> [EXERCISE DETAILS]:
Could you reproduce all of these records exactly?

******

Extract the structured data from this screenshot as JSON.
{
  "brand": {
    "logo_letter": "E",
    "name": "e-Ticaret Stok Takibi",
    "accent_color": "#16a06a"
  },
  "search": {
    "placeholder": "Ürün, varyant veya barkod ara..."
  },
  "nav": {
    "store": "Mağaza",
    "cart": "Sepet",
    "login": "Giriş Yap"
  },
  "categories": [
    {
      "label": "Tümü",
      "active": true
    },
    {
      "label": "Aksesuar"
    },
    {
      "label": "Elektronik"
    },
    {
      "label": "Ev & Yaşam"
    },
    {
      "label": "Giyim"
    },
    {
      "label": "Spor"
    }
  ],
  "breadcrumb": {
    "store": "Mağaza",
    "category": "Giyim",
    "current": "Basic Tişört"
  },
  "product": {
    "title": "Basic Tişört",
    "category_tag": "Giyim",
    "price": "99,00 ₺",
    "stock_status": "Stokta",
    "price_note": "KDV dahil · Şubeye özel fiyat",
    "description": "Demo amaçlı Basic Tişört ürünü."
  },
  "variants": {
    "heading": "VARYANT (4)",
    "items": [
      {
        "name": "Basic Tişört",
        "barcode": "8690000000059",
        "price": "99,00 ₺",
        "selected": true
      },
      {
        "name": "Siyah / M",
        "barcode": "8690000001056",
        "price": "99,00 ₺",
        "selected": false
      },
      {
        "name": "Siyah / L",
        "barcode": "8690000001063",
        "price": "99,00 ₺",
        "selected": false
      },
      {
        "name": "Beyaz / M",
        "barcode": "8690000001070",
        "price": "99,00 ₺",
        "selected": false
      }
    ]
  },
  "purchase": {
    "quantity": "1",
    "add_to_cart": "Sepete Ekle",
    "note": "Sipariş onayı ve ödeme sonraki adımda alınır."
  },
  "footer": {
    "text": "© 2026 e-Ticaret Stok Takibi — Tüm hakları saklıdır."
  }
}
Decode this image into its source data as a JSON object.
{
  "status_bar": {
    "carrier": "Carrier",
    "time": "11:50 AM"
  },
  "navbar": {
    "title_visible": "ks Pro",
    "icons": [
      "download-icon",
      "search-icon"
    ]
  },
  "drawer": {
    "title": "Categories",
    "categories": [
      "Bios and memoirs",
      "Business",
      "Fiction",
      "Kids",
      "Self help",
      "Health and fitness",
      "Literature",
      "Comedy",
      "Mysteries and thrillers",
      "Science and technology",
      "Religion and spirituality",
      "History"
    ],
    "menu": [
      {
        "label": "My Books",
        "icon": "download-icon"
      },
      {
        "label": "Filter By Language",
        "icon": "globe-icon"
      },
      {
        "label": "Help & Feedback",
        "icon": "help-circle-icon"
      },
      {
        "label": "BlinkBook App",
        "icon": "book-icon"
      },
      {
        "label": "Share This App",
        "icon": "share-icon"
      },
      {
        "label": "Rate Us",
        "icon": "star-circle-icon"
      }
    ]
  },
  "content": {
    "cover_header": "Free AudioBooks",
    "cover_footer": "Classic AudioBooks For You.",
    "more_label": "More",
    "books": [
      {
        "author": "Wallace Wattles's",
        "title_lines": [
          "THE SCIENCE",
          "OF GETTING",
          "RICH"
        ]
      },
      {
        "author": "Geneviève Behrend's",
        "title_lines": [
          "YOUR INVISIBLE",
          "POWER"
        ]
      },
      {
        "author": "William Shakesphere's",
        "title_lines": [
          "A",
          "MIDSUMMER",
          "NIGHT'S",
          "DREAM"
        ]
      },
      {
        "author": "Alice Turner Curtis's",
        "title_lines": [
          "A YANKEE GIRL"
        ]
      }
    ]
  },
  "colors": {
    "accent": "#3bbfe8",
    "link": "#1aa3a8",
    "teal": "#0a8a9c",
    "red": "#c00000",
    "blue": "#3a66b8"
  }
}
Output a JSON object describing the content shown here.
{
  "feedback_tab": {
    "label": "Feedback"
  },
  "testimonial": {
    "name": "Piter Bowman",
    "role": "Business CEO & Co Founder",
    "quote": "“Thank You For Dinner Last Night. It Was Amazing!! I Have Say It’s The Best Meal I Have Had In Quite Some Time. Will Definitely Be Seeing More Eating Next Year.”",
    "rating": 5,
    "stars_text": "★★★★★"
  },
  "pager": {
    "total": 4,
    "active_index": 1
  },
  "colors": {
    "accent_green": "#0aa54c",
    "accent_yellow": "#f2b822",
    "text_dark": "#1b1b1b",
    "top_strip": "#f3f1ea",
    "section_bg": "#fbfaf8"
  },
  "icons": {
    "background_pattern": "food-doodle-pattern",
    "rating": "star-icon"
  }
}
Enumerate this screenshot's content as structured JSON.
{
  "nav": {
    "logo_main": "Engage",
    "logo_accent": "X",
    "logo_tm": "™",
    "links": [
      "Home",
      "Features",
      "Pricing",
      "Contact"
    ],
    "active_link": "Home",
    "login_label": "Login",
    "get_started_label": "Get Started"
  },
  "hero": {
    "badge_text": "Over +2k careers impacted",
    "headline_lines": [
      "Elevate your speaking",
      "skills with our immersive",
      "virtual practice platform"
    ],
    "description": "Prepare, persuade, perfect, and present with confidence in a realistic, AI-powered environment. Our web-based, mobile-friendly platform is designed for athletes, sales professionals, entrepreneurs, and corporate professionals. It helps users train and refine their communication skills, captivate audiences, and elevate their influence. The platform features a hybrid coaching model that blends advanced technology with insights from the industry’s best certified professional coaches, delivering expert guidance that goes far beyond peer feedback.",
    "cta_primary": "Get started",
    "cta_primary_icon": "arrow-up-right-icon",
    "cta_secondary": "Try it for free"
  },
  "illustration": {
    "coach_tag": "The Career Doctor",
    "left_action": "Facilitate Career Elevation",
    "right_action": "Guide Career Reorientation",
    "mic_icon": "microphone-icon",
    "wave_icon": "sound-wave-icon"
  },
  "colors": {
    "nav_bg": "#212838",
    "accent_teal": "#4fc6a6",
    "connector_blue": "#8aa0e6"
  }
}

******

> [REPLY]:
Extract the structured data from this screenshot as JSON.
{
  "brand": {
    "logo_letter": "E",
    "name": "e-Ticaret Stok Takibi",
    "accent_color": "#16a06a"
  },
  "search": {
    "placeholder": "Ürün, varyant veya barkod ara..."
  },
  "nav": {
    "store": "Mağaza",
    "cart": "Sepet",
    "login": "Giriş Yap"
  },
  "categories": [
    {
      "label": "Tümü",
      "active": true
    },
    {
      "label": "Aksesuar"
    },
    {
      "label": "Elektronik"
    },
    {
      "label": "Ev & Yaşam"
    },
    {
      "label": "Giyim"
    },
    {
      "label": "Spor"
    }
  ],
  "breadcrumb": {
    "store": "Mağaza",
    "category": "Giyim",
    "current": "Basic Tişört"
  },
  "product": {
    "title": "Basic Tişört",
    "category_tag": "Giyim",
    "price": "99,00 ₺",
    "stock_status": "Stokta",
    "price_note": "KDV dahil · Şubeye özel fiyat",
    "description": "Demo amaçlı Basic Tişört ürünü."
  },
  "variants": {
    "heading": "VARYANT (4)",
    "items": [
      {
        "name": "Basic Tişört",
        "barcode": "8690000000059",
        "price": "99,00 ₺",
        "selected": true
      },
      {
        "name": "Siyah / M",
        "barcode": "8690000001056",
        "price": "99,00 ₺",
        "selected": false
      },
      {
        "name": "Siyah / L",
        "barcode": "8690000001063",
        "price": "99,00 ₺",
        "selected": false
      },
      {
        "name": "Beyaz / M",
        "barcode": "8690000001070",
        "price": "99,00 ₺",
        "selected": false
      }
    ]
  },
  "purchase": {
    "quantity": "1",
    "add_to_cart": "Sepete Ekle",
    "note": "Sipariş onayı ve ödeme sonraki adımda alınır."
  },
  "footer": {
    "text": "© 2026 e-Ticaret Stok Takibi — Tüm hakları saklıdır."
  }
}
Decode this image into its source data as a JSON object.
{
  "status_bar": {
    "carrier": "Carrier",
    "time": "11:50 AM"
  },
  "navbar": {
    "title_visible": "ks Pro",
    "icons": [
      "download-icon",
      "search-icon"
    ]
  },
  "drawer": {
    "title": "Categories",
    "categories": [
      "Bios and memoirs",
      "Business",
      "Fiction",
      "Kids",
      "Self help",
      "Health and fitness",
      "Literature",
      "Comedy",
      "Mysteries and thrillers",
      "Science and technology",
      "Religion and spirituality",
      "History"
    ],
    "menu": [
      {
        "label": "My Books",
        "icon": "download-icon"
      },
      {
        "label": "Filter By Language",
        "icon": "globe-icon"
      },
      {
        "label": "Help & Feedback",
        "icon": "help-circle-icon"
      },
      {
        "label": "BlinkBook App",
        "icon": "book-icon"
      },
      {
        "label": "Share This App",
        "icon": "share-icon"
      },
      {
        "label": "Rate Us",
        "icon": "star-circle-icon"
      }
    ]
  },
  "content": {
    "cover_header": "Free AudioBooks",
    "cover_footer": "Classic AudioBooks For You.",
    "more_label": "More",
    "books": [
      {
        "author": "Wallace Wattles's",
        "title_lines": [
          "THE SCIENCE",
          "OF GETTING",
          "RICH"
        ]
      },
      {
        "author": "Geneviève Behrend's",
        "title_lines": [
          "YOUR INVISIBLE",
          "POWER"
        ]
      },
      {
        "author": "William Shakesphere's",
        "title_lines": [
          "A",
          "MIDSUMMER",
          "NIGHT'S",
          "DREAM"
        ]
      },
      {
        "author": "Alice Turner Curtis's",
        "title_lines": [
          "A YANKEE GIRL"
        ]
      }
    ]
  },
  "colors": {
    "accent": "#3bbfe8",
    "link": "#1aa3a8",
    "teal": "#0a8a9c",
    "red": "#c00000",
    "blue": "#3a66b8"
  }
}
Output a JSON object describing the content shown here.
{
  "feedback_tab": {
    "label": "Feedback"
  },
  "testimonial": {
    "name": "Piter Bowman",
    "role": "Business CEO & Co Founder",
    "quote": "“Thank You For Dinner Last Night. It Was Amazing!! I Have Say It’s The Best Meal I Have Had In Quite Some Time. Will Definitely Be Seeing More Eating Next Year.”",
    "rating": 5,
    "stars_text": "★★★★★"
  },
  "pager": {
    "total": 4,
    "active_index": 1
  },
  "colors": {
    "accent_green": "#0aa54c",
    "accent_yellow": "#f2b822",
    "text_dark": "#1b1b1b",
    "top_strip": "#f3f1ea",
    "section_bg": "#fbfaf8"
  },
  "icons": {
    "background_pattern": "food-doodle-pattern",
    "rating": "star-icon"
  }
}
Enumerate this screenshot's content as structured JSON.
{
  "nav": {
    "logo_main": "Engage",
    "logo_accent": "X",
    "logo_tm": "™",
    "links": [
      "Home",
      "Features",
      "Pricing",
      "Contact"
    ],
    "active_link": "Home",
    "login_label": "Login",
    "get_started_label": "Get Started"
  },
  "hero": {
    "badge_text": "Over +2k careers impacted",
    "headline_lines": [
      "Elevate your speaking",
      "skills with our immersive",
      "virtual practice platform"
    ],
    "description": "Prepare, persuade, perfect, and present with confidence in a realistic, AI-powered environment. Our web-based, mobile-friendly platform is designed for athletes, sales professionals, entrepreneurs, and corporate professionals. It helps users train and refine their communication skills, captivate audiences, and elevate their influence. The platform features a hybrid coaching model that blends advanced technology with insights from the industry’s best certified professional coaches, delivering expert guidance that goes far beyond peer feedback.",
    "cta_primary": "Get started",
    "cta_primary_icon": "arrow-up-right-icon",
    "cta_secondary": "Try it for free"
  },
  "illustration": {
    "coach_tag": "The Career Doctor",
    "left_action": "Facilitate Career Elevation",
    "right_action": "Guide Career Reorientation",
    "mic_icon": "microphone-icon",
    "wave_icon": "sound-wave-icon"
  },
  "colors": {
    "nav_bg": "#212838",
    "accent_teal": "#4fc6a6",
    "connector_blue": "#8aa0e6"
  }
}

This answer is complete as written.